━━━ LISTED ENTRIES

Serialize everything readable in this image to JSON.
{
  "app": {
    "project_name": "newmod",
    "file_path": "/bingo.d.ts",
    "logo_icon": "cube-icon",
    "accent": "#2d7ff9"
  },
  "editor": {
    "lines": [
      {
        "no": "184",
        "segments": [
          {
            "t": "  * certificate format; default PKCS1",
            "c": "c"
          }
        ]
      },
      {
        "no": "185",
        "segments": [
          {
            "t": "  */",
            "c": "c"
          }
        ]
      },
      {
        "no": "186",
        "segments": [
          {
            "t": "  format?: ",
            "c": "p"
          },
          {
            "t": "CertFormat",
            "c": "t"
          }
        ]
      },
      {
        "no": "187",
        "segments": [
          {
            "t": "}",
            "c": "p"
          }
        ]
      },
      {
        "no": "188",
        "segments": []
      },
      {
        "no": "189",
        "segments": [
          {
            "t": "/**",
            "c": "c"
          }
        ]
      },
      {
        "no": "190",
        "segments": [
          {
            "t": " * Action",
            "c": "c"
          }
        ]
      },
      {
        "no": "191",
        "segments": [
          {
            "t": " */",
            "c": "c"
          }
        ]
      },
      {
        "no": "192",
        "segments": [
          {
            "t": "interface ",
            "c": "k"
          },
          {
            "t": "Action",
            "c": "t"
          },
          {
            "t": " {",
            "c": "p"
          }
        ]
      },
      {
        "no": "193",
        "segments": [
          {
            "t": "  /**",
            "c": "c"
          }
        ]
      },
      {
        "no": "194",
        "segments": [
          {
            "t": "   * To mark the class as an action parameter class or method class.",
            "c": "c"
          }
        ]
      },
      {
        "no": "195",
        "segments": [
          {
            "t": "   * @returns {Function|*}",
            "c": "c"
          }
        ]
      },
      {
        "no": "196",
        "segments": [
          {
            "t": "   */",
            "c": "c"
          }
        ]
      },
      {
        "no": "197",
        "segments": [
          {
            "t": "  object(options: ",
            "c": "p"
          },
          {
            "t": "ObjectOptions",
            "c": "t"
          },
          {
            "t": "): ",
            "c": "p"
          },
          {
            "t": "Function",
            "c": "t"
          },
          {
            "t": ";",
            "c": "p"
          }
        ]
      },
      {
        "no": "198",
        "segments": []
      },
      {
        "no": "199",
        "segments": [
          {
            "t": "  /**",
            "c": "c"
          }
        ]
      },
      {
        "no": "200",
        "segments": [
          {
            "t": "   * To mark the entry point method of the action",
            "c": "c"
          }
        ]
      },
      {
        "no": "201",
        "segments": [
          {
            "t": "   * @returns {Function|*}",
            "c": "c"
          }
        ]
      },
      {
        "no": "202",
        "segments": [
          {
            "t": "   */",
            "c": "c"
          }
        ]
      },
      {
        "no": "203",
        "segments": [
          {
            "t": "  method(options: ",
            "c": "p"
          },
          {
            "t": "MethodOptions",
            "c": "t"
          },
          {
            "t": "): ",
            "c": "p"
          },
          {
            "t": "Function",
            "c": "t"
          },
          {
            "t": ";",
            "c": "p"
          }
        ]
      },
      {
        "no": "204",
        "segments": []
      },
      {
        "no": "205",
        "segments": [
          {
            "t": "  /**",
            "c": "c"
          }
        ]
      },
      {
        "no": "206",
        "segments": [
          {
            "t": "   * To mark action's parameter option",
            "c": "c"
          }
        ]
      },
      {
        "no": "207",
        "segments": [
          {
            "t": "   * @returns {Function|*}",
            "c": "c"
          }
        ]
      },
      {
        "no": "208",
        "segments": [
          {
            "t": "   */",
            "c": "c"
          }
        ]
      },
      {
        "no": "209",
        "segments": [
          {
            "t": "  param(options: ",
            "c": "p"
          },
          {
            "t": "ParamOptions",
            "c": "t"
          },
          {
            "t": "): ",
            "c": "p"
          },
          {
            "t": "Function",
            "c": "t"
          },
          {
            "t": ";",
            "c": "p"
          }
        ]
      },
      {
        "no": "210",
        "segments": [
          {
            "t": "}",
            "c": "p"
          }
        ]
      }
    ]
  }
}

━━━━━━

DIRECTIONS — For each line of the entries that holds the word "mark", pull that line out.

RESPONSE TO THIS TASK —
            "t": "   * To mark the class as an action parameter class or method class.",
            "t": "   * To mark the entry point method of the action",
            "t": "   * To mark action's parameter option",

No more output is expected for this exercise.